Even if we concede, though, that the connoisseurs clung to their pet beliefs far, far too long, we have yet to take on one central question. How did the experts come to hold their false beliefs in the first place? How did Van Meegeren get away with it?
The flippant answer – by choosing foolish victims – misses the mark. (In matters of art, Goering was an ignoramus, and tricking him was no coup, but Bredius and the others were no fools). The modern-day magician Teller, writing about hoaxes generally, made a far more useful suggestion. “When you’re certain you cannot be fooled,” Teller observed, “you become easy to fool.”
A little knowledge is famously a dangerous thing, but a lot of knowledge can be dangerous too, if a fraudster knows how to exploit it. (“There are some mistakes it takes a Ph.D. to make,” Daniel Moynihan once observed.) The trick, as in jujitsu, is to find a way to turn a rival’s apparent advantage into a drawback.

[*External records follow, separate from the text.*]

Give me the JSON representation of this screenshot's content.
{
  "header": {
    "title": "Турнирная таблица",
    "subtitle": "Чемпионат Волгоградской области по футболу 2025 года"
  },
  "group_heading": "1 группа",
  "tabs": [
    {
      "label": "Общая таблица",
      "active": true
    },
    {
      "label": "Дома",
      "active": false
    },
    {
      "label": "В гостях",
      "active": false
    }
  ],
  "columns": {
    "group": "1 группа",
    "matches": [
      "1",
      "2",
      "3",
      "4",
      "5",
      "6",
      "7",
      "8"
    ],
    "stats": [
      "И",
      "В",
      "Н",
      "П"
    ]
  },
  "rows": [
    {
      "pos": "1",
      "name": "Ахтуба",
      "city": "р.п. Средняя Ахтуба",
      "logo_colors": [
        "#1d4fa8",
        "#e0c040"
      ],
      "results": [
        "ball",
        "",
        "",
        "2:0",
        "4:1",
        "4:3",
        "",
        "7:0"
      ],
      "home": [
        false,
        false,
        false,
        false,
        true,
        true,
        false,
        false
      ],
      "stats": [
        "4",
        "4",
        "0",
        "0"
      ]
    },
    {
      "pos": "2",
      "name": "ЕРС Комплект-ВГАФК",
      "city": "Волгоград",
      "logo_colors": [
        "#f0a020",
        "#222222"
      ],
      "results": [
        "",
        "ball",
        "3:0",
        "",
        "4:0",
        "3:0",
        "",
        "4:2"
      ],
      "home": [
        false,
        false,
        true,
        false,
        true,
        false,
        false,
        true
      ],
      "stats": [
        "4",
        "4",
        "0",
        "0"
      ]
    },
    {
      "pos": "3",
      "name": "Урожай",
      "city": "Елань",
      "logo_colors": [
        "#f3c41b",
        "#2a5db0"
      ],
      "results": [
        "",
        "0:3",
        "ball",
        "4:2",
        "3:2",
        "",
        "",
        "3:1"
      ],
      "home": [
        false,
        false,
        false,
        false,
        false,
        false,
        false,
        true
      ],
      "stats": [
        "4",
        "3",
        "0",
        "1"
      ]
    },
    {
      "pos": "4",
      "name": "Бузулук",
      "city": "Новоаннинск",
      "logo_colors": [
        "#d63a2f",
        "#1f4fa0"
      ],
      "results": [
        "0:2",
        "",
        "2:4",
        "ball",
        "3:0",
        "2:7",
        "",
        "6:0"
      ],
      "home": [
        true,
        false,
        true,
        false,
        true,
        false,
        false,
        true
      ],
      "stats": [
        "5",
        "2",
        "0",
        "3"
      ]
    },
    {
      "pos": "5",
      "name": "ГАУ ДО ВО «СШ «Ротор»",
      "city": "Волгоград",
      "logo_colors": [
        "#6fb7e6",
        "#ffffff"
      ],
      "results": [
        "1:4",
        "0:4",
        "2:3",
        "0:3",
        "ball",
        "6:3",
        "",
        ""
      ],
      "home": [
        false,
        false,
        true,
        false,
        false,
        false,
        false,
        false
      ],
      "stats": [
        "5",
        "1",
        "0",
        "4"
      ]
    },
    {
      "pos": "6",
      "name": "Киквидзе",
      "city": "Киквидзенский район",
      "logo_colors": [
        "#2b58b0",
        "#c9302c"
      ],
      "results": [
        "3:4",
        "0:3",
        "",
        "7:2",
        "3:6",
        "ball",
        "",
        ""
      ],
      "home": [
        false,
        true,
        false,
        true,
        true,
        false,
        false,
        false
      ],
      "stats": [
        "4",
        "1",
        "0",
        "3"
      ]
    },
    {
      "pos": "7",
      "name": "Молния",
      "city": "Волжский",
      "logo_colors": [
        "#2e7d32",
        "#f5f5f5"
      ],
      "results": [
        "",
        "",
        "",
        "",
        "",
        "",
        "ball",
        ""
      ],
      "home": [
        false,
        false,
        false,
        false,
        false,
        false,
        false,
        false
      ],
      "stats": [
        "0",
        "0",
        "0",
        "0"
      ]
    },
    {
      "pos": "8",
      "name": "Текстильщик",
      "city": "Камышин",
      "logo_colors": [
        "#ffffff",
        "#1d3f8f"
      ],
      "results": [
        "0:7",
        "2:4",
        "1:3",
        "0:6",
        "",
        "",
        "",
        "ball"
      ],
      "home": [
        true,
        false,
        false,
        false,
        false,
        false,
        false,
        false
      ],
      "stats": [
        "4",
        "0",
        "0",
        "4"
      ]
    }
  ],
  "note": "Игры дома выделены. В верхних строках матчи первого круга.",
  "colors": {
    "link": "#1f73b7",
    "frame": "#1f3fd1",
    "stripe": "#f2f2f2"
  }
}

In the end, Van Meegeren was sentenced to a year in jail for his forgeries, but he died of a heart attack before he could spend one day of his sentence (a sentence about which he was fairly calm, saying he should take it like a good sport). In all likelihood, Bredius, an old man, died before he could learn the full extent of how badly he’d been fooled. And perhaps the most satisfying little note of Dolnick’s tale is that Goering, before he managed to kill himself and thus avoid the hangman’s noose, was gleefully apprised of how he’d been played for a fool by a greedy unknown. “No, no, no!” Goering squealed, complaining about how much the paintings had cost him.
And the art world recovered. As Dolnick writes, most forgeries have a lifespan of roughly forty years, after which the inevitable forces of inquiry and re-appraisal uncover them. Van Meegeren’s reputation recovered as well; he went from reviled Nazi collaborator to roguish con man who tricked some of the worst people in the world. Van Meegeren’s fakes are now art school training exercises, and the whole thing is now merely one of those priceless stories – those rattling good yarns – that so-called ‘popular’ history loves so much. Readers in search of this particular story need look no further than The Forger’s Spell, which reads as fluidly and engagingly as if I’d written it myself.
Jan van Doop is an art history graduate of a prominent Delft university and is a lifelong student in the aesthetics of Vermeer. He finds himself especially embarrassed by the very idea of any kind of Dutch forgery. This is his first publication in English.